Journalist: Were you shocked by the state of Manus Island?
Bowen: No. Of course, we were developing the Manus Island centre before the High Court ruling of last year, so I knew, the government was acutely aware of how much work needs to be done at both Manus Island and Nauru. And in fact we pointed that out repeatedly to those like Tony Abbott, who said that these detention facilities are both ready to go and could be up and running at no or minimal cost.
Journalist: So when you say you're going to have to revisit those costings, does that mean they're going to go up?
Bowen: Well I'm going to provide updates to the costings. I'm not going to speculate as to what they are until the reconnaissance teams give me further and more detailed updates.
Journalist: What about concerns for the capacity at both Nauru and Manus Island will be full? I mean we've had over 550 asylum seekers arrive just in the last week.
Bowen: Well I have made the point repeatedly there are capacity issues at both – there is capacity of 1500 at Nauru and 600 at Manus Island – that is accurate. The point is, to those who have said there is a cap in the Malaysian Arrangement, that there is of course a capacity at both centres.
Now of course you are going to find people smugglers and asylum seekers, firstly, trying it on, secondly, having already paid a people smuggler and saying, ‘We have nothing to lose by coming to Australia'. Others will make a different choice. Now people will try it on but we will continue our resolve and we will implement this policy and we will implement it effectively and clearly.
Journalist: Does it show though that even before the Pacific solution is brought in you need to look at another solution?
Bowen: We need to look at all the 22 recommendations of the Panel Report and implement all 22 that have been recommended to us.
Journalist: Craig Emerson has likened the rush of boats in the last week to a closing down sale. Is that really appropriate language to be using given it's a massive humanitarian crisis?
Bowen: I don't have a problem with Craig's language at all. People smugglers are trying to make money out of this; they are trying to maximise their profits before this new policy is fully implemented and they are trying to mislead asylum seekers about what awaits them in Australia. And that is what is completely inappropriate: the activities of people smugglers to make money out of the plight of asylum seekers and they have no regard for the welfare of asylum seekers, they only have regard to their own profits.
Journalist: But using language like that though doesn't sound like the Federal Government has any regard for the...
Bowen: I don't except your suggestion there. Of course, we are being driven here by saving lives. I don't accept the conclusion you are reaching there about Craig's comments.
Journalist: It must be a touchy topic given you have had to bring in police protection today?
Bowen: Well, Federal Ministers do have protection from time to time; I don't comment on those and I don't comment on the particularities of those.
Journalist: Are you expecting Nauru to be on line sooner than Manus?

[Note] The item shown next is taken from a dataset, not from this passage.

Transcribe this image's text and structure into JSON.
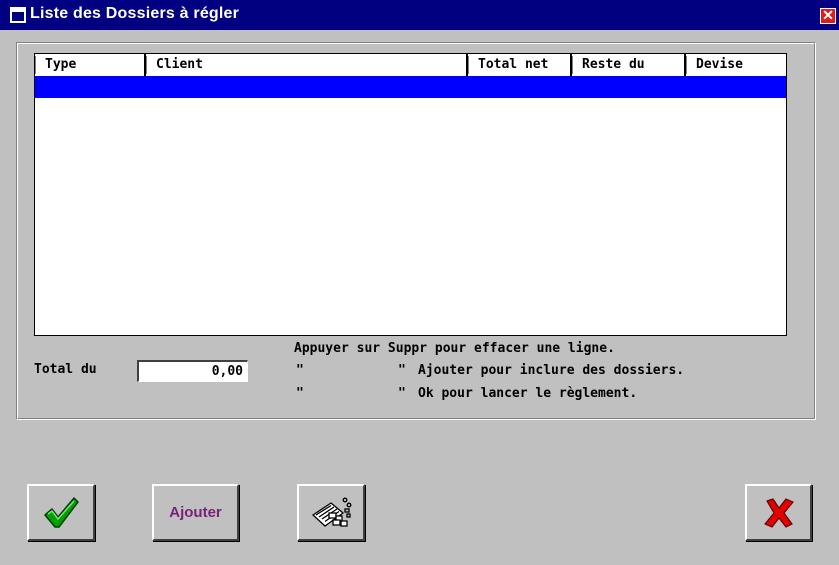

Do you have a timeline?
Bowen: I am going to provide updates as we go; I'm not going to provide a running commentary until I receive the further report from the reconnaissance teams.
Journalist: So no rough estimates of maybe a month or...?
Bowen: I have already outlined the timeline that we're looking at. I will provide further and better details as and when that occurs.
See: Index of Speeches
Last update: Monday, 20 August 2012 at 12:40 AEST